## DIRECTIONS FOR THIS TASK
Once the pictures are set aside, reproduce the remaining data exactly.
━━ RECORDS SHOWN
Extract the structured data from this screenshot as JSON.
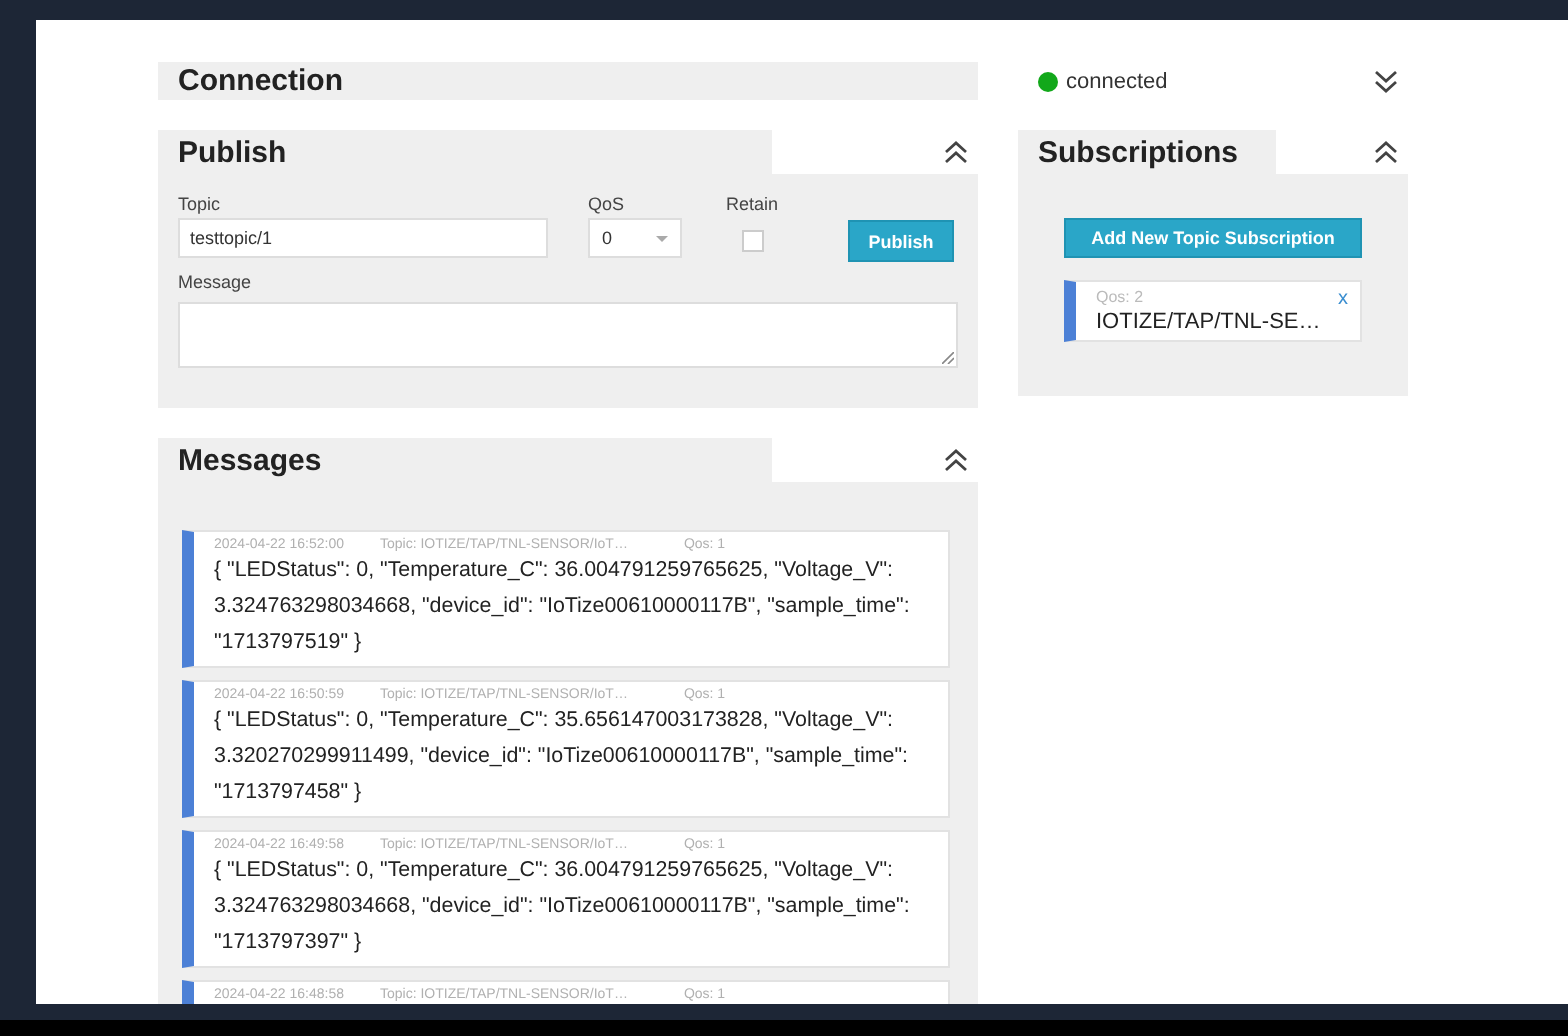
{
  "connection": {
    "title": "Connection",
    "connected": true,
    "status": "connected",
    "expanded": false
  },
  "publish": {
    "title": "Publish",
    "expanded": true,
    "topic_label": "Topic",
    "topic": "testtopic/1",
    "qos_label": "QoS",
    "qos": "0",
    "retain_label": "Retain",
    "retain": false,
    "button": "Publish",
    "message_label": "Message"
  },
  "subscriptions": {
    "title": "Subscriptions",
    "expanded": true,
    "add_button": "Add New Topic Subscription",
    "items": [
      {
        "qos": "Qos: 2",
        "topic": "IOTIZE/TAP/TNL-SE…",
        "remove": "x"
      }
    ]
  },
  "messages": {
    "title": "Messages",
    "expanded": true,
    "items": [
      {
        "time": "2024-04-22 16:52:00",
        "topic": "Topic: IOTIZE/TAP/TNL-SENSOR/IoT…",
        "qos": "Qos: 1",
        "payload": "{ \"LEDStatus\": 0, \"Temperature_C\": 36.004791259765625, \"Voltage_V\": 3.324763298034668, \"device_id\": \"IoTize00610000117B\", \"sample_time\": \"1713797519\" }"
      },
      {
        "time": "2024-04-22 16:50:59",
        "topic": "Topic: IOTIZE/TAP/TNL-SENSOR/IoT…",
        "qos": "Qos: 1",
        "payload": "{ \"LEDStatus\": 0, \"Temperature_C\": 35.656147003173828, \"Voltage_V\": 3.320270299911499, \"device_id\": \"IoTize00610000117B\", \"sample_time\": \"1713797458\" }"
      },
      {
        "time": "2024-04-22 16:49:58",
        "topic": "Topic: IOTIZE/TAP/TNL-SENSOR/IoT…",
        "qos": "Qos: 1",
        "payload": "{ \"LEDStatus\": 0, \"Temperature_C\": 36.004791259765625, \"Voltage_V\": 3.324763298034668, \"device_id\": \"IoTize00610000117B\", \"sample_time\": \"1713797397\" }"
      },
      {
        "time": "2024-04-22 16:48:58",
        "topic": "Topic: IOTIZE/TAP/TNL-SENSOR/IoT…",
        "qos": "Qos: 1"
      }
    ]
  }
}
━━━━
## SOLUTION BELOW
Extract the structured data from this screenshot as JSON.
{
  "connection": {
    "title": "Connection",
    "connected": true,
    "status": "connected",
    "expanded": false
  },
  "publish": {
    "title": "Publish",
    "expanded": true,
    "topic_label": "Topic",
    "topic": "testtopic/1",
    "qos_label": "QoS",
    "qos": "0",
    "retain_label": "Retain",
    "retain": false,
    "button": "Publish",
    "message_label": "Message"
  },
  "subscriptions": {
    "title": "Subscriptions",
    "expanded": true,
    "add_button": "Add New Topic Subscription",
    "items": [
      {
        "qos": "Qos: 2",
        "topic": "IOTIZE/TAP/TNL-SE…",
        "remove": "x"
      }
    ]
  },
  "messages": {
    "title": "Messages",
    "expanded": true,
    "items": [
      {
        "time": "2024-04-22 16:52:00",
        "topic": "Topic: IOTIZE/TAP/TNL-SENSOR/IoT…",
        "qos": "Qos: 1",
        "payload": "{ \"LEDStatus\": 0, \"Temperature_C\": 36.004791259765625, \"Voltage_V\": 3.324763298034668, \"device_id\": \"IoTize00610000117B\", \"sample_time\": \"1713797519\" }"
      },
      {
        "time": "2024-04-22 16:50:59",
        "topic": "Topic: IOTIZE/TAP/TNL-SENSOR/IoT…",
        "qos": "Qos: 1",
        "payload": "{ \"LEDStatus\": 0, \"Temperature_C\": 35.656147003173828, \"Voltage_V\": 3.320270299911499, \"device_id\": \"IoTize00610000117B\", \"sample_time\": \"1713797458\" }"
      },
      {
        "time": "2024-04-22 16:49:58",
        "topic": "Topic: IOTIZE/TAP/TNL-SENSOR/IoT…",
        "qos": "Qos: 1",
        "payload": "{ \"LEDStatus\": 0, \"Temperature_C\": 36.004791259765625, \"Voltage_V\": 3.324763298034668, \"device_id\": \"IoTize00610000117B\", \"sample_time\": \"1713797397\" }"
      },
      {
        "time": "2024-04-22 16:48:58",
        "topic": "Topic: IOTIZE/TAP/TNL-SENSOR/IoT…",
        "qos": "Qos: 1"
      }
    ]
  }
}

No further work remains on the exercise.